[Opening RECORDS FOR THIS EXERCISE section]
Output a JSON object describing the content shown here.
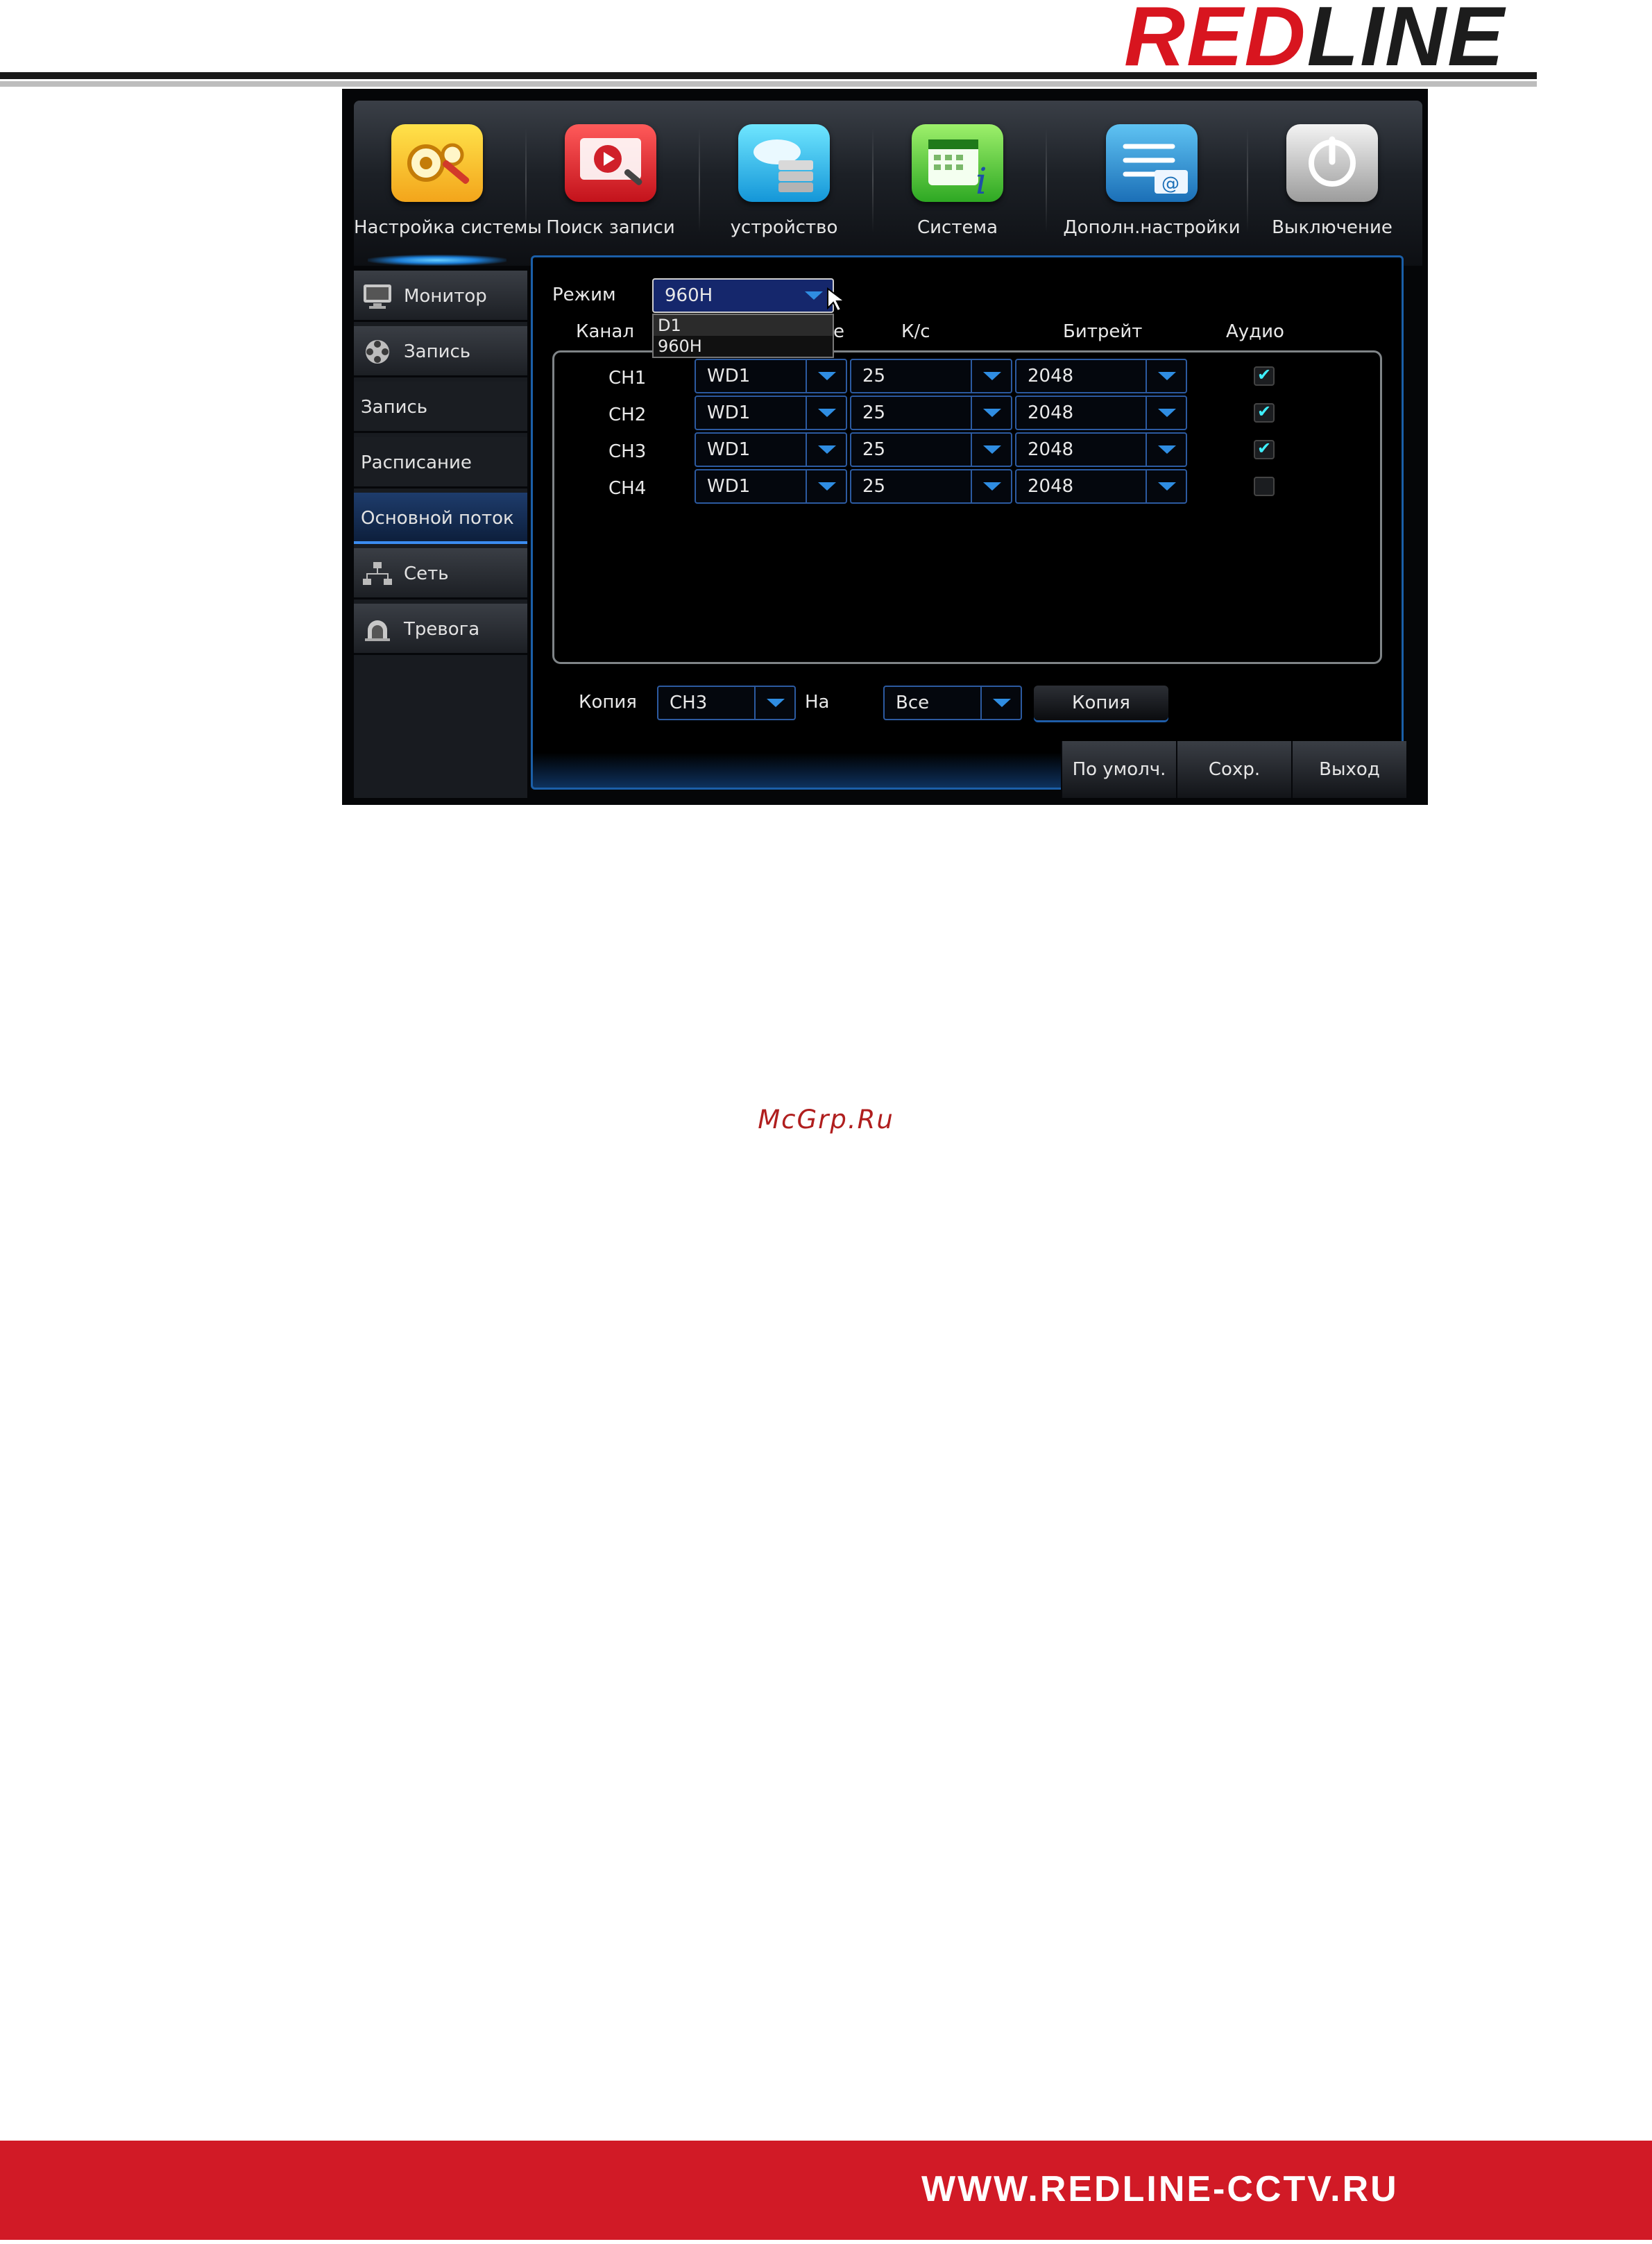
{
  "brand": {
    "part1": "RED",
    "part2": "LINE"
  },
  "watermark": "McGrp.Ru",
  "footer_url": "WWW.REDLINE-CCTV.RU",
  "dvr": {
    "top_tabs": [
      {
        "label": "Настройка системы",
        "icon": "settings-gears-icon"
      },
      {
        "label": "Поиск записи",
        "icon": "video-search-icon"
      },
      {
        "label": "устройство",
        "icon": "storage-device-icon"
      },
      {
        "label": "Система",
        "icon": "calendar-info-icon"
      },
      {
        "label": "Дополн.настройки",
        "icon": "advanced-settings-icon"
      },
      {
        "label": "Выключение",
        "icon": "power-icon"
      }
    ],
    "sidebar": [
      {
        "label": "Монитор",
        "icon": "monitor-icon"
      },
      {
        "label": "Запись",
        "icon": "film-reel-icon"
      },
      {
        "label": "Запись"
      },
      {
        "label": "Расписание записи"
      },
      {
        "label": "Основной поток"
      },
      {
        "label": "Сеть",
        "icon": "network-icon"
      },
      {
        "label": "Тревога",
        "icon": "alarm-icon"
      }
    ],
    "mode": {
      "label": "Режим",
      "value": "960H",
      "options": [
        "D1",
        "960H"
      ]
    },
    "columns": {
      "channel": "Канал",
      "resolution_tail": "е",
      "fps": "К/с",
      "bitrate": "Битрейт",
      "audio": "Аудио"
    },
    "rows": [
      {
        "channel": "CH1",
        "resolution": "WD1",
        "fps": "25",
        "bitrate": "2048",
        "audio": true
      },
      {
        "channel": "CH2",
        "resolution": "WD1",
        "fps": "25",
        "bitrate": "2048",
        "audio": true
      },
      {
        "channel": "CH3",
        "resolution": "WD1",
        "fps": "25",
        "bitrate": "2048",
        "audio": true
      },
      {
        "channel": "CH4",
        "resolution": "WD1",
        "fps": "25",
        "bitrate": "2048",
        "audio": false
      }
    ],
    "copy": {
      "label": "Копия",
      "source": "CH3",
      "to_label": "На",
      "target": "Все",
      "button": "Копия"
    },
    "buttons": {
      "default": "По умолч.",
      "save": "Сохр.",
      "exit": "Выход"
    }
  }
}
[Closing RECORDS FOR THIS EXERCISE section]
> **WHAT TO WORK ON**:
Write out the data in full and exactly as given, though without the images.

> **EXERCISE ANSWER**:
Output a JSON object describing the content shown here.
{
  "brand": {
    "part1": "RED",
    "part2": "LINE"
  },
  "watermark": "McGrp.Ru",
  "footer_url": "WWW.REDLINE-CCTV.RU",
  "dvr": {
    "top_tabs": [
      {
        "label": "Настройка системы",
        "icon": "settings-gears-icon"
      },
      {
        "label": "Поиск записи",
        "icon": "video-search-icon"
      },
      {
        "label": "устройство",
        "icon": "storage-device-icon"
      },
      {
        "label": "Система",
        "icon": "calendar-info-icon"
      },
      {
        "label": "Дополн.настройки",
        "icon": "advanced-settings-icon"
      },
      {
        "label": "Выключение",
        "icon": "power-icon"
      }
    ],
    "sidebar": [
      {
        "label": "Монитор",
        "icon": "monitor-icon"
      },
      {
        "label": "Запись",
        "icon": "film-reel-icon"
      },
      {
        "label": "Запись"
      },
      {
        "label": "Расписание записи"
      },
      {
        "label": "Основной поток"
      },
      {
        "label": "Сеть",
        "icon": "network-icon"
      },
      {
        "label": "Тревога",
        "icon": "alarm-icon"
      }
    ],
    "mode": {
      "label": "Режим",
      "value": "960H",
      "options": [
        "D1",
        "960H"
      ]
    },
    "columns": {
      "channel": "Канал",
      "resolution_tail": "е",
      "fps": "К/с",
      "bitrate": "Битрейт",
      "audio": "Аудио"
    },
    "rows": [
      {
        "channel": "CH1",
        "resolution": "WD1",
        "fps": "25",
        "bitrate": "2048",
        "audio": true
      },
      {
        "channel": "CH2",
        "resolution": "WD1",
        "fps": "25",
        "bitrate": "2048",
        "audio": true
      },
      {
        "channel": "CH3",
        "resolution": "WD1",
        "fps": "25",
        "bitrate": "2048",
        "audio": true
      },
      {
        "channel": "CH4",
        "resolution": "WD1",
        "fps": "25",
        "bitrate": "2048",
        "audio": false
      }
    ],
    "copy": {
      "label": "Копия",
      "source": "CH3",
      "to_label": "На",
      "target": "Все",
      "button": "Копия"
    },
    "buttons": {
      "default": "По умолч.",
      "save": "Сохр.",
      "exit": "Выход"
    }
  }
}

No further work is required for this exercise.